**What the exercise asks**
Restate each of the lines given below, word for word.

** The input follows **

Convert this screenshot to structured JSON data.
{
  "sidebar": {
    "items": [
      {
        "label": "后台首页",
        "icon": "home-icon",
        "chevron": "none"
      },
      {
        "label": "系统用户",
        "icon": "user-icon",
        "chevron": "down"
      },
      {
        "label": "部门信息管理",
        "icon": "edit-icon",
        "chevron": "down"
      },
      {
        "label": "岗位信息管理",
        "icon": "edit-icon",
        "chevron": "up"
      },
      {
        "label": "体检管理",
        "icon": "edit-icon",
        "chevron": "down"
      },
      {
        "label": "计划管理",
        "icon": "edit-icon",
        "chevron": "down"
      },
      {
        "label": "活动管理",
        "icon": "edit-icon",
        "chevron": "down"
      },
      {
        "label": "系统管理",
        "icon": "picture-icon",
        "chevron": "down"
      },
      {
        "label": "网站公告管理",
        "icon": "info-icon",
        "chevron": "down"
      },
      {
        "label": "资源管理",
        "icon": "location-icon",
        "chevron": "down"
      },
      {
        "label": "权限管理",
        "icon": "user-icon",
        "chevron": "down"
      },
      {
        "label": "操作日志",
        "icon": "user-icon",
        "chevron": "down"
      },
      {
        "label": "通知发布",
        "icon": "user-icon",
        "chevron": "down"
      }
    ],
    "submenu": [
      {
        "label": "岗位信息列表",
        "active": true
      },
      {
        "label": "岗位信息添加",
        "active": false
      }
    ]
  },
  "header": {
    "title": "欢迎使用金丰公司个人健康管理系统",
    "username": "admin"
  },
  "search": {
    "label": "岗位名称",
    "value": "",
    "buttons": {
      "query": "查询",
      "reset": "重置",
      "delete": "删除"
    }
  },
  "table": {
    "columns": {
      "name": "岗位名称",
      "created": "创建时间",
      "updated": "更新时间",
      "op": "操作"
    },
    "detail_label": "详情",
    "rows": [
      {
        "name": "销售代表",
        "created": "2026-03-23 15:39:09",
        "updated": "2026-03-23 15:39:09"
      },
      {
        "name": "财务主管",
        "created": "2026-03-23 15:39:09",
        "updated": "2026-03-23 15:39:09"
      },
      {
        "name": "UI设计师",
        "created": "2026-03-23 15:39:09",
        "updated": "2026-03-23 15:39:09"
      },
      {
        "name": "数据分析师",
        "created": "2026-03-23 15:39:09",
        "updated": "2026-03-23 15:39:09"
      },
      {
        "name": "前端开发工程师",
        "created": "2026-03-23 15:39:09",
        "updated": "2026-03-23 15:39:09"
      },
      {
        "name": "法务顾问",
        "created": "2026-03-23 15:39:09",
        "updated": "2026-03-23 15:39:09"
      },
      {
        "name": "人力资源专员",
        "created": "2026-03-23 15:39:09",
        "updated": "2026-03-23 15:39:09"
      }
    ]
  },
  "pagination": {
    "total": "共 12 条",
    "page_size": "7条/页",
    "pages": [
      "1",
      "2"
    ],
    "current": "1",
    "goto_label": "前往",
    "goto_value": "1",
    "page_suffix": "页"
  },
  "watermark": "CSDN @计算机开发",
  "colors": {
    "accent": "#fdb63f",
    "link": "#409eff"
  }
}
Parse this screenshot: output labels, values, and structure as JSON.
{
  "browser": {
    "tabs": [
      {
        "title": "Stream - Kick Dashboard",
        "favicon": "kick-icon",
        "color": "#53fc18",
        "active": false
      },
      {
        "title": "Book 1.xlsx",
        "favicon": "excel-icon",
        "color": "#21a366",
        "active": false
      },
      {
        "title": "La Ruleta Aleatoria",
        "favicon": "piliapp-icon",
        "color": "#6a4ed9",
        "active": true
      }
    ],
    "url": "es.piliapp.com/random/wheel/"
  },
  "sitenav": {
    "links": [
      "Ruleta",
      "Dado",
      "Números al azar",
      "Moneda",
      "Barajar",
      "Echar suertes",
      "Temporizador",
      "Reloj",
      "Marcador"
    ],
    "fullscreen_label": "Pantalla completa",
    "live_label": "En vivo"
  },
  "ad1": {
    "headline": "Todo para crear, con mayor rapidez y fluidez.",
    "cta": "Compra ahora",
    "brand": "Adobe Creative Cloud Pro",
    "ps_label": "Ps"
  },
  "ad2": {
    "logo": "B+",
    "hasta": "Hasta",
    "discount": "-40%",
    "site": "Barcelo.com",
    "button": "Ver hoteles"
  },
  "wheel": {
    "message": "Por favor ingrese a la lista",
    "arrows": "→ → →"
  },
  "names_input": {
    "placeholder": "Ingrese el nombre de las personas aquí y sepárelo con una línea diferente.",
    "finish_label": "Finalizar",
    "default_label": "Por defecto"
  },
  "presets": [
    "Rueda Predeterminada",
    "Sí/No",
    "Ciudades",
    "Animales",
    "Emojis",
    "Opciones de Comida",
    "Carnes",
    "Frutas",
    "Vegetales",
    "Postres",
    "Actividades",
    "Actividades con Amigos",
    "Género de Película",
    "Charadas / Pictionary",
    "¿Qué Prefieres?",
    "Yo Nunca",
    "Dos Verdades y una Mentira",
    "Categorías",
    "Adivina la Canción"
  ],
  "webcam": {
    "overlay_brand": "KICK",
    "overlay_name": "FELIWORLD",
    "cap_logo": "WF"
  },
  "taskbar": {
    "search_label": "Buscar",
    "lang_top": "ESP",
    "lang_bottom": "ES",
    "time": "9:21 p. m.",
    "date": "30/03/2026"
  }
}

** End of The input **

**Answer box**
Convert this screenshot to structured JSON data.
{
  "sidebar": {
    "items": [
      {
        "label": "后台首页",
        "icon": "home-icon",
        "chevron": "none"
      },
      {
        "label": "系统用户",
        "icon": "user-icon",
        "chevron": "down"
      },
      {
        "label": "部门信息管理",
        "icon": "edit-icon",
        "chevron": "down"
      },
      {
        "label": "岗位信息管理",
        "icon": "edit-icon",
        "chevron": "up"
      },
      {
        "label": "体检管理",
        "icon": "edit-icon",
        "chevron": "down"
      },
      {
        "label": "计划管理",
        "icon": "edit-icon",
        "chevron": "down"
      },
      {
        "label": "活动管理",
        "icon": "edit-icon",
        "chevron": "down"
      },
      {
        "label": "系统管理",
        "icon": "picture-icon",
        "chevron": "down"
      },
      {
        "label": "网站公告管理",
        "icon": "info-icon",
        "chevron": "down"
      },
      {
        "label": "资源管理",
        "icon": "location-icon",
        "chevron": "down"
      },
      {
        "label": "权限管理",
        "icon": "user-icon",
        "chevron": "down"
      },
      {
        "label": "操作日志",
        "icon": "user-icon",
        "chevron": "down"
      },
      {
        "label": "通知发布",
        "icon": "user-icon",
        "chevron": "down"
      }
    ],
    "submenu": [
      {
        "label": "岗位信息列表",
        "active": true
      },
      {
        "label": "岗位信息添加",
        "active": false
      }
    ]
  },
  "header": {
    "title": "欢迎使用金丰公司个人健康管理系统",
    "username": "admin"
  },
  "search": {
    "label": "岗位名称",
    "value": "",
    "buttons": {
      "query": "查询",
      "reset": "重置",
      "delete": "删除"
    }
  },
  "table": {
    "columns": {
      "name": "岗位名称",
      "created": "创建时间",
      "updated": "更新时间",
      "op": "操作"
    },
    "detail_label": "详情",
    "rows": [
      {
        "name": "销售代表",
        "created": "2026-03-23 15:39:09",
        "updated": "2026-03-23 15:39:09"
      },
      {
        "name": "财务主管",
        "created": "2026-03-23 15:39:09",
        "updated": "2026-03-23 15:39:09"
      },
      {
        "name": "UI设计师",
        "created": "2026-03-23 15:39:09",
        "updated": "2026-03-23 15:39:09"
      },
      {
        "name": "数据分析师",
        "created": "2026-03-23 15:39:09",
        "updated": "2026-03-23 15:39:09"
      },
      {
        "name": "前端开发工程师",
        "created": "2026-03-23 15:39:09",
        "updated": "2026-03-23 15:39:09"
      },
      {
        "name": "法务顾问",
        "created": "2026-03-23 15:39:09",
        "updated": "2026-03-23 15:39:09"
      },
      {
        "name": "人力资源专员",
        "created": "2026-03-23 15:39:09",
        "updated": "2026-03-23 15:39:09"
      }
    ]
  },
  "pagination": {
    "total": "共 12 条",
    "page_size": "7条/页",
    "pages": [
      "1",
      "2"
    ],
    "current": "1",
    "goto_label": "前往",
    "goto_value": "1",
    "page_suffix": "页"
  },
  "watermark": "CSDN @计算机开发",
  "colors": {
    "accent": "#fdb63f",
    "link": "#409eff"
  }
}
Parse this screenshot: output labels, values, and structure as JSON.
{
  "browser": {
    "tabs": [
      {
        "title": "Stream - Kick Dashboard",
        "favicon": "kick-icon",
        "color": "#53fc18",
        "active": false
      },
      {
        "title": "Book 1.xlsx",
        "favicon": "excel-icon",
        "color": "#21a366",
        "active": false
      },
      {
        "title": "La Ruleta Aleatoria",
        "favicon": "piliapp-icon",
        "color": "#6a4ed9",
        "active": true
      }
    ],
    "url": "es.piliapp.com/random/wheel/"
  },
  "sitenav": {
    "links": [
      "Ruleta",
      "Dado",
      "Números al azar",
      "Moneda",
      "Barajar",
      "Echar suertes",
      "Temporizador",
      "Reloj",
      "Marcador"
    ],
    "fullscreen_label": "Pantalla completa",
    "live_label": "En vivo"
  },
  "ad1": {
    "headline": "Todo para crear, con mayor rapidez y fluidez.",
    "cta": "Compra ahora",
    "brand": "Adobe Creative Cloud Pro",
    "ps_label": "Ps"
  },
  "ad2": {
    "logo": "B+",
    "hasta": "Hasta",
    "discount": "-40%",
    "site": "Barcelo.com",
    "button": "Ver hoteles"
  },
  "wheel": {
    "message": "Por favor ingrese a la lista",
    "arrows": "→ → →"
  },
  "names_input": {
    "placeholder": "Ingrese el nombre de las personas aquí y sepárelo con una línea diferente.",
    "finish_label": "Finalizar",
    "default_label": "Por defecto"
  },
  "presets": [
    "Rueda Predeterminada",
    "Sí/No",
    "Ciudades",
    "Animales",
    "Emojis",
    "Opciones de Comida",
    "Carnes",
    "Frutas",
    "Vegetales",
    "Postres",
    "Actividades",
    "Actividades con Amigos",
    "Género de Película",
    "Charadas / Pictionary",
    "¿Qué Prefieres?",
    "Yo Nunca",
    "Dos Verdades y una Mentira",
    "Categorías",
    "Adivina la Canción"
  ],
  "webcam": {
    "overlay_brand": "KICK",
    "overlay_name": "FELIWORLD",
    "cap_logo": "WF"
  },
  "taskbar": {
    "search_label": "Buscar",
    "lang_top": "ESP",
    "lang_bottom": "ES",
    "time": "9:21 p. m.",
    "date": "30/03/2026"
  }
}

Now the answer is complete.